• Information given:
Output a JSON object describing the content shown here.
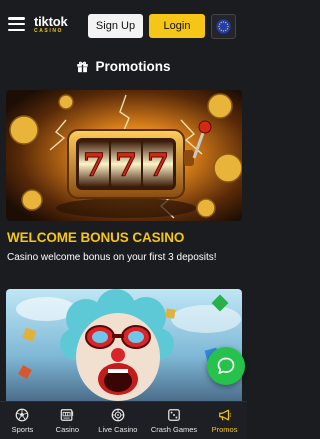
{
  "header": {
    "logo_main": "tiktok",
    "logo_sub": "CASINO",
    "signup_label": "Sign Up",
    "login_label": "Login",
    "language_icon": "eu-flag-icon"
  },
  "page": {
    "title": "Promotions",
    "title_icon": "gift-icon"
  },
  "promotions": [
    {
      "title": "WELCOME BONUS CASINO",
      "description": "Casino welcome bonus on your first 3 deposits!",
      "slot_reels": [
        "7",
        "7",
        "7"
      ]
    },
    {
      "title": "",
      "description": ""
    }
  ],
  "bottom_nav": [
    {
      "label": "Sports",
      "icon": "soccer-ball-icon",
      "active": false
    },
    {
      "label": "Casino",
      "icon": "slot-machine-icon",
      "active": false
    },
    {
      "label": "Live Casino",
      "icon": "roulette-icon",
      "active": false
    },
    {
      "label": "Crash Games",
      "icon": "dice-icon",
      "active": false
    },
    {
      "label": "Promos",
      "icon": "megaphone-icon",
      "active": true
    }
  ],
  "colors": {
    "background": "#1b1c20",
    "accent": "#f5c518",
    "chat_green": "#27c24c"
  }
}
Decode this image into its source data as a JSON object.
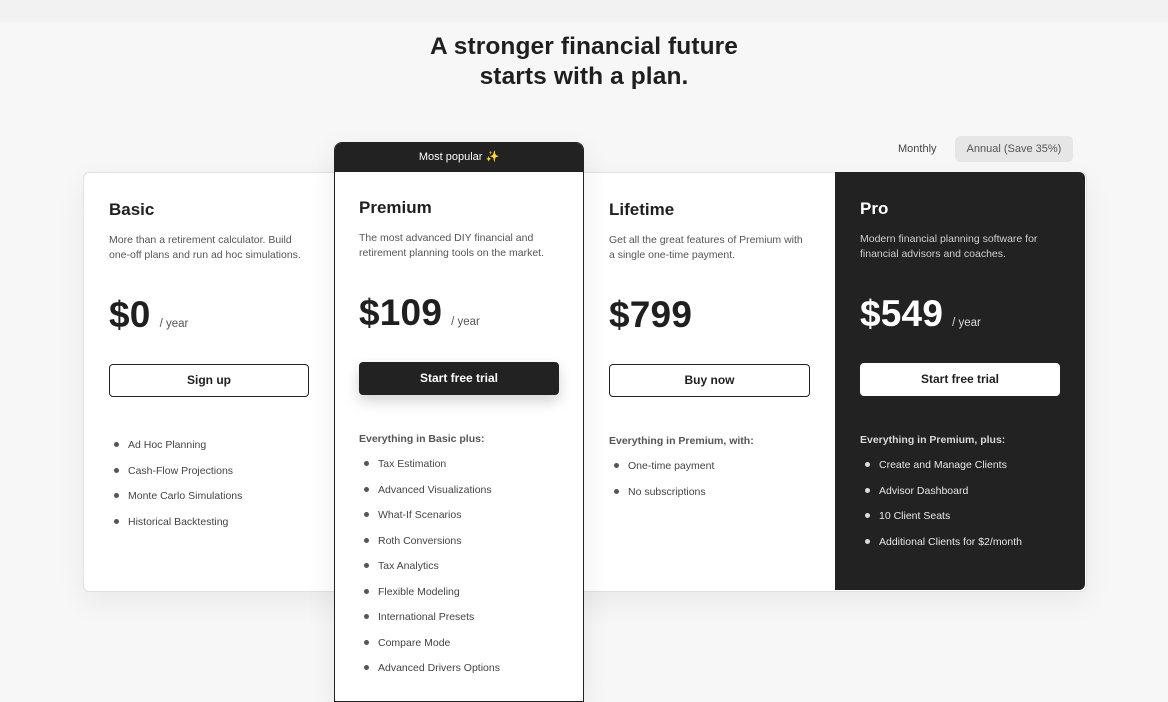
{
  "headline": {
    "line1": "A stronger financial future",
    "line2": "starts with a plan."
  },
  "billing": {
    "monthly_label": "Monthly",
    "annual_label": "Annual (Save 35%)",
    "selected": "annual"
  },
  "plans": {
    "basic": {
      "name": "Basic",
      "description": "More than a retirement calculator. Build one-off plans and run ad hoc simulations.",
      "price": "$0",
      "period": "/ year",
      "cta": "Sign up",
      "features": [
        "Ad Hoc Planning",
        "Cash-Flow Projections",
        "Monte Carlo Simulations",
        "Historical Backtesting"
      ]
    },
    "premium": {
      "badge": "Most popular ✨",
      "name": "Premium",
      "description": "The most advanced DIY financial and retirement planning tools on the market.",
      "price": "$109",
      "period": "/ year",
      "cta": "Start free trial",
      "features_heading": "Everything in Basic plus:",
      "features": [
        "Tax Estimation",
        "Advanced Visualizations",
        "What-If Scenarios",
        "Roth Conversions",
        "Tax Analytics",
        "Flexible Modeling",
        "International Presets",
        "Compare Mode",
        "Advanced Drivers Options"
      ]
    },
    "lifetime": {
      "name": "Lifetime",
      "description": "Get all the great features of Premium with a single one-time payment.",
      "price": "$799",
      "cta": "Buy now",
      "features_heading": "Everything in Premium, with:",
      "features": [
        "One-time payment",
        "No subscriptions"
      ]
    },
    "pro": {
      "name": "Pro",
      "description": "Modern financial planning software for financial advisors and coaches.",
      "price": "$549",
      "period": "/ year",
      "cta": "Start free trial",
      "features_heading": "Everything in Premium, plus:",
      "features": [
        "Create and Manage Clients",
        "Advisor Dashboard",
        "10 Client Seats",
        "Additional Clients for $2/month"
      ]
    }
  },
  "colors": {
    "dark": "#222222",
    "page_bg": "#f7f7f7",
    "card_bg": "#ffffff",
    "muted_text": "#555555"
  }
}
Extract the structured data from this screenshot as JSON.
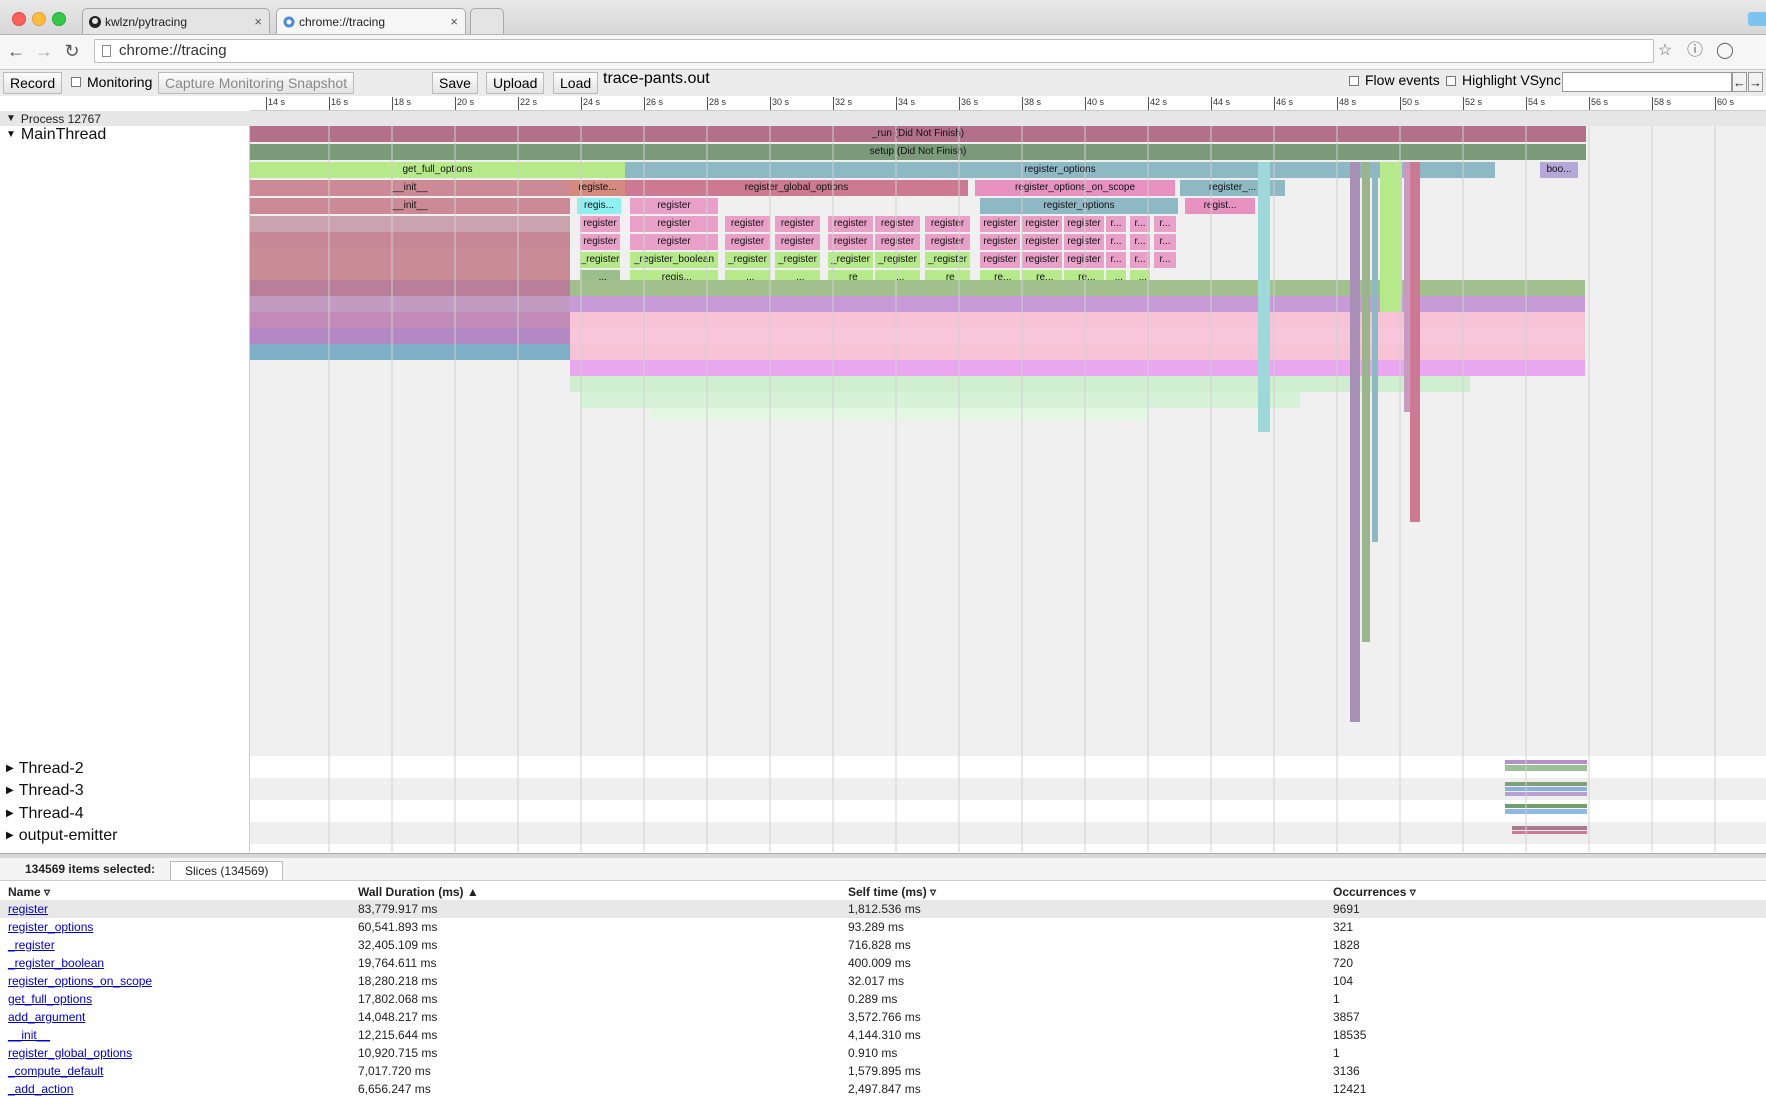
{
  "browser": {
    "tabs": [
      {
        "label": "kwlzn/pytracing",
        "active": false
      },
      {
        "label": "chrome://tracing",
        "active": true
      }
    ],
    "url": "chrome://tracing"
  },
  "toolbar": {
    "record_label": "Record",
    "monitoring_label": "Monitoring",
    "snapshot_label": "Capture Monitoring Snapshot",
    "save_label": "Save",
    "upload_label": "Upload",
    "load_label": "Load",
    "filename": "trace-pants.out",
    "flow_events_label": "Flow events",
    "highlight_vsync_label": "Highlight VSync",
    "prev_arrow": "←",
    "next_arrow": "→"
  },
  "ruler": {
    "ticks": [
      "14 s",
      "16 s",
      "18 s",
      "20 s",
      "22 s",
      "24 s",
      "26 s",
      "28 s",
      "30 s",
      "32 s",
      "34 s",
      "36 s",
      "38 s",
      "40 s",
      "42 s",
      "44 s",
      "46 s",
      "48 s",
      "50 s",
      "52 s",
      "54 s",
      "56 s",
      "58 s",
      "60 s"
    ]
  },
  "tracks": {
    "process_label": "Process 12767",
    "main_thread": "MainThread",
    "threads": [
      "Thread-2",
      "Thread-3",
      "Thread-4",
      "output-emitter"
    ]
  },
  "slices": {
    "run": "_run (Did Not Finish)",
    "setup": "setup (Did Not Finish)",
    "get_full_options": "get_full_options",
    "register_options": "register_options",
    "boo": "boo...",
    "init1": "__init__",
    "init2": "__init__",
    "registe": "registe...",
    "register_global_options": "register_global_options",
    "register_options_on_scope": "register_options_on_scope",
    "register_trunc": "register_...",
    "regis": "regis...",
    "register": "register",
    "register_options2": "register_options",
    "regist": "regist...",
    "r_trunc": "r...",
    "_register": "_register",
    "_register_boolean": "_register_boolean",
    "_regis": "_regis...",
    "_re": "_re",
    "_re_trunc": "_re...",
    "dots": "_..."
  },
  "tools": {
    "select": "select-tool",
    "pan": "pan-tool",
    "zoom": "zoom-tool",
    "timing": "timing-tool"
  },
  "panel": {
    "selected_text": "134569 items selected:",
    "tab_label": "Slices (134569)",
    "columns": {
      "name": "Name",
      "wall": "Wall Duration (ms) ▲",
      "self": "Self time (ms)",
      "occ": "Occurrences"
    },
    "rows": [
      {
        "name": "register",
        "wall": "83,779.917 ms",
        "self": "1,812.536 ms",
        "occ": "9691"
      },
      {
        "name": "register_options",
        "wall": "60,541.893 ms",
        "self": "93.289 ms",
        "occ": "321"
      },
      {
        "name": "_register",
        "wall": "32,405.109 ms",
        "self": "716.828 ms",
        "occ": "1828"
      },
      {
        "name": "_register_boolean",
        "wall": "19,764.611 ms",
        "self": "400.009 ms",
        "occ": "720"
      },
      {
        "name": "register_options_on_scope",
        "wall": "18,280.218 ms",
        "self": "32.017 ms",
        "occ": "104"
      },
      {
        "name": "get_full_options",
        "wall": "17,802.068 ms",
        "self": "0.289 ms",
        "occ": "1"
      },
      {
        "name": "add_argument",
        "wall": "14,048.217 ms",
        "self": "3,572.766 ms",
        "occ": "3857"
      },
      {
        "name": "__init__",
        "wall": "12,215.644 ms",
        "self": "4,144.310 ms",
        "occ": "18535"
      },
      {
        "name": "register_global_options",
        "wall": "10,920.715 ms",
        "self": "0.910 ms",
        "occ": "1"
      },
      {
        "name": "_compute_default",
        "wall": "7,017.720 ms",
        "self": "1,579.895 ms",
        "occ": "3136"
      },
      {
        "name": "_add_action",
        "wall": "6,656.247 ms",
        "self": "2,497.847 ms",
        "occ": "12421"
      }
    ]
  }
}
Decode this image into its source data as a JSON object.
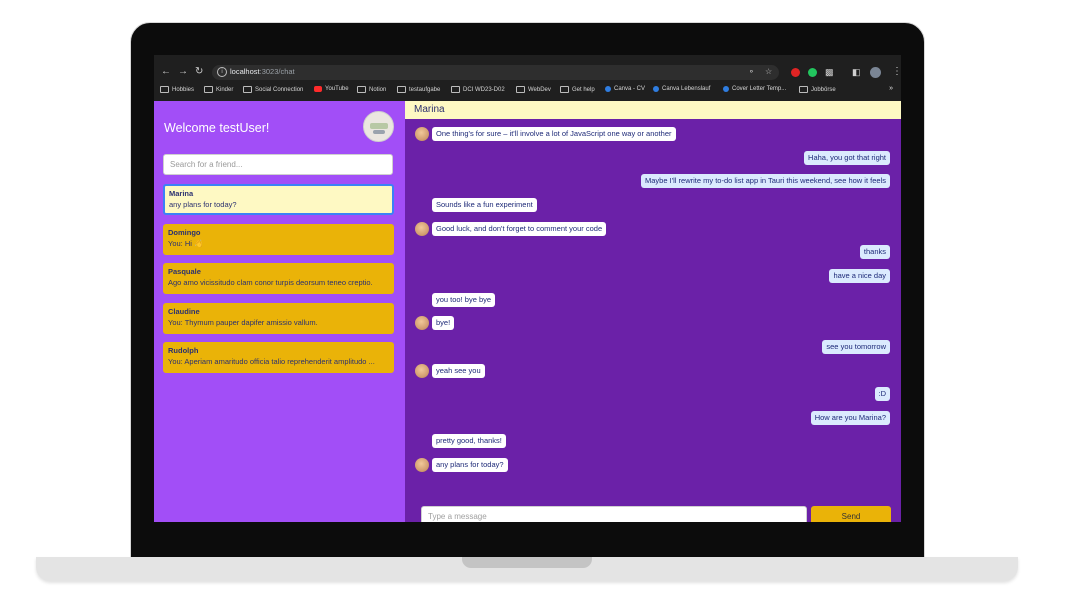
{
  "browser": {
    "url_host": "localhost",
    "url_path": ":3023/chat",
    "bookmarks": [
      {
        "label": "Hobbies",
        "icon": "folder-icon"
      },
      {
        "label": "Kinder",
        "icon": "folder-icon"
      },
      {
        "label": "Social Connection",
        "icon": "folder-icon"
      },
      {
        "label": "YouTube",
        "icon": "youtube-icon"
      },
      {
        "label": "Notion",
        "icon": "folder-icon"
      },
      {
        "label": "testaufgabe",
        "icon": "folder-icon"
      },
      {
        "label": "DCI WD23-D02",
        "icon": "folder-icon"
      },
      {
        "label": "WebDev",
        "icon": "folder-icon"
      },
      {
        "label": "Get help",
        "icon": "folder-icon"
      },
      {
        "label": "Canva - CV",
        "icon": "canva-icon"
      },
      {
        "label": "Canva Lebenslauf",
        "icon": "canva-icon"
      },
      {
        "label": "Cover Letter Temp...",
        "icon": "canva-icon"
      },
      {
        "label": "Jobbörse",
        "icon": "folder-icon"
      }
    ],
    "more": "»"
  },
  "sidebar": {
    "welcome": "Welcome testUser!",
    "search_placeholder": "Search for a friend...",
    "friends": [
      {
        "name": "Marina",
        "last": "any plans for today?"
      },
      {
        "name": "Domingo",
        "last": "You: Hi 👋"
      },
      {
        "name": "Pasquale",
        "last": "Ago amo vicissitudo clam conor turpis deorsum teneo creptio."
      },
      {
        "name": "Claudine",
        "last": "You: Thymum pauper dapifer amissio vallum."
      },
      {
        "name": "Rudolph",
        "last": "You: Aperiam amaritudo officia talio reprehenderit amplitudo ..."
      }
    ]
  },
  "chat": {
    "contact": "Marina",
    "messages": [
      {
        "from": "them",
        "text": "One thing's for sure – it'll involve a lot of JavaScript one way or another"
      },
      {
        "from": "me",
        "text": "Haha, you got that right"
      },
      {
        "from": "me",
        "text": "Maybe I'll rewrite my to-do list app in Tauri this weekend, see how it feels"
      },
      {
        "from": "them",
        "text": "Sounds like a fun experiment"
      },
      {
        "from": "them",
        "text": "Good luck, and don't forget to comment your code"
      },
      {
        "from": "me",
        "text": "thanks"
      },
      {
        "from": "me",
        "text": "have a nice day"
      },
      {
        "from": "them",
        "text": "you too! bye bye"
      },
      {
        "from": "them",
        "text": "bye!"
      },
      {
        "from": "me",
        "text": "see you tomorrow"
      },
      {
        "from": "them",
        "text": "yeah see you"
      },
      {
        "from": "me",
        "text": ":D"
      },
      {
        "from": "me",
        "text": "How are you Marina?"
      },
      {
        "from": "them",
        "text": "pretty good, thanks!"
      },
      {
        "from": "them",
        "text": "any plans for today?"
      }
    ],
    "input_placeholder": "Type a message",
    "send_label": "Send"
  }
}
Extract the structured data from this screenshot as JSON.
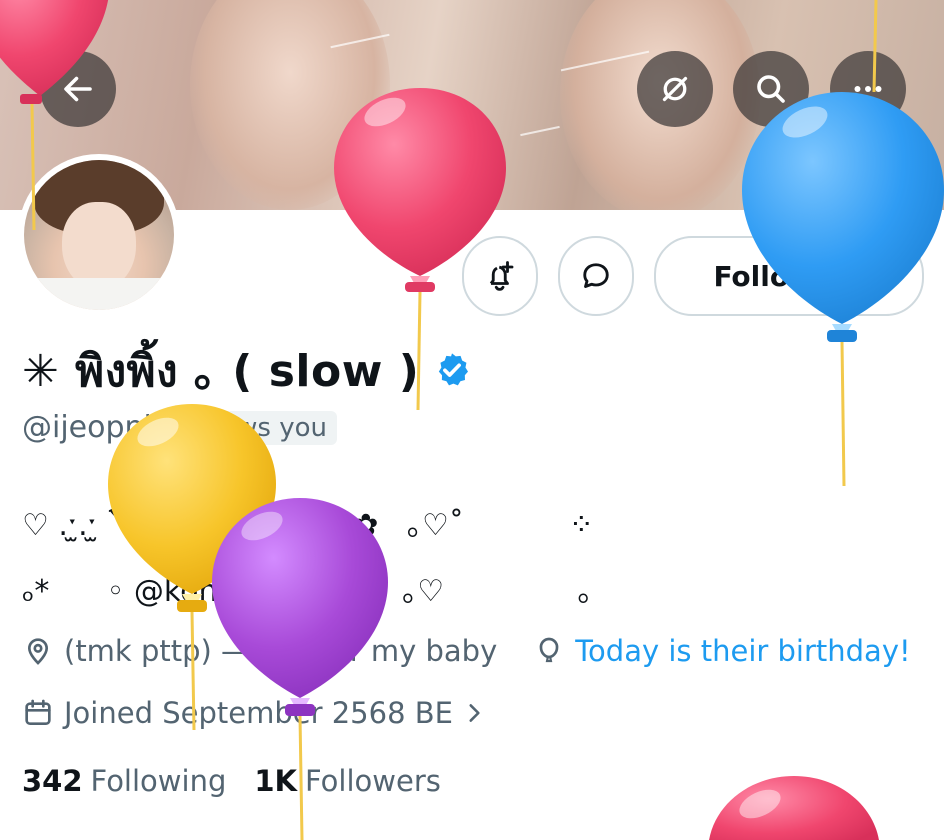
{
  "header": {
    "back_icon": "arrow-left-icon",
    "translate_icon": "slashed-circle-icon",
    "search_icon": "search-icon",
    "more_icon": "more-dots-icon"
  },
  "profile": {
    "display_name": "✳︎ พิงพิ้ง ｡ ( slow )",
    "handle": "@ijeopni",
    "follows_you": "Follows you",
    "bio_line1": "♡ .ˑ̫.ˑ̫ `͡`৹ ρ      fan acc ✿   ｡♡˚           ⁘",
    "bio_line2": "ₒ*      ◦ @kongjiro_ ｡ᶜᶜ ·    ｡♡              ｡",
    "bio_mention": "@kongjiro_",
    "location": "(tmk pttp) —— ✿ for my baby",
    "birthday": "Today is their birthday!",
    "joined": "Joined September 2568 BE",
    "following_count": "342",
    "following_label": "Following",
    "followers_count": "1K",
    "followers_label": "Followers"
  },
  "actions": {
    "following_button": "Following",
    "notify_icon": "bell-plus-icon",
    "message_icon": "message-bubble-icon"
  },
  "colors": {
    "accent": "#1d9bf0",
    "muted_text": "#536471",
    "balloon_pink": "#f0466e",
    "balloon_blue": "#2f9cf4",
    "balloon_yellow": "#f7c52a",
    "balloon_purple": "#a84ad8"
  }
}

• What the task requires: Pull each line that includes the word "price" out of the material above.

• Written reply:
      "price": "$0",
      "price": "$109",
      "price": "$799",
      "price": "$549",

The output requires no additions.